-- TASK DATA follows --

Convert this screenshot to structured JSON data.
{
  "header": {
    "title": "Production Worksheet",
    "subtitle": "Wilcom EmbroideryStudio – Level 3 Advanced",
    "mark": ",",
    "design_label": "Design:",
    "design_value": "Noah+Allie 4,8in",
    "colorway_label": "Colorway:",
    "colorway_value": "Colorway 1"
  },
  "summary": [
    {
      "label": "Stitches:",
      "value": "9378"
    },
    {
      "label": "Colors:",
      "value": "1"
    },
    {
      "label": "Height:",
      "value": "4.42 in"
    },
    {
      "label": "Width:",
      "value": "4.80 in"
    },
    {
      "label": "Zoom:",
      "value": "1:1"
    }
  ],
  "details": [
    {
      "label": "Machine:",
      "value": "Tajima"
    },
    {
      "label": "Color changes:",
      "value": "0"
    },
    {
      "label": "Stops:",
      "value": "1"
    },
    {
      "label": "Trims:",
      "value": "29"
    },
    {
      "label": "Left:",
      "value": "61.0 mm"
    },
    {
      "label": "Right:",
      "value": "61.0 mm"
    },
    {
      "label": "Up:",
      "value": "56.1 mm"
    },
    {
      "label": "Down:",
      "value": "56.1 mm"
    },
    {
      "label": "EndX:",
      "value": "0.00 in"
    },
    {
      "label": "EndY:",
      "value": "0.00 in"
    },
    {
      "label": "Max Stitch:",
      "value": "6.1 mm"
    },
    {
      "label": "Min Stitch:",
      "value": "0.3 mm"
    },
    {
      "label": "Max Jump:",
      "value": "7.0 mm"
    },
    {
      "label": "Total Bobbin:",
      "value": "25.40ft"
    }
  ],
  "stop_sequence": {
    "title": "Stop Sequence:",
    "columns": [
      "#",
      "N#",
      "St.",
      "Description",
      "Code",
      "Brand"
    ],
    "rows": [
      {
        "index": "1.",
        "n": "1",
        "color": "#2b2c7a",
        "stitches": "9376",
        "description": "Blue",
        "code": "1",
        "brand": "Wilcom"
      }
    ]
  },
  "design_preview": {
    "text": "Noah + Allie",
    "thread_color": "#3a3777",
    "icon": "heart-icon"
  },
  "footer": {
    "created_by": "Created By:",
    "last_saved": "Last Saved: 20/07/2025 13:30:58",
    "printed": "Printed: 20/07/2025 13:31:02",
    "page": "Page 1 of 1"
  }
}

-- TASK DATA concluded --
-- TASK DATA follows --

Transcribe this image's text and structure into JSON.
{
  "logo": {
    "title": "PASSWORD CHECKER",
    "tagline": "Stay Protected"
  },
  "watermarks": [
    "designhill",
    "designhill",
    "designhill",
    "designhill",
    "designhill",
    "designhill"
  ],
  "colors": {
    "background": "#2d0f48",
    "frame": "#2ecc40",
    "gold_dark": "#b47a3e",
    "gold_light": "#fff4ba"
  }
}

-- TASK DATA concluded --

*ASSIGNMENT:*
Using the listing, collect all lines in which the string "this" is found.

*RESULT:*
Convert this screenshot to structured JSON data.
Transcribe this image's text and structure into JSON.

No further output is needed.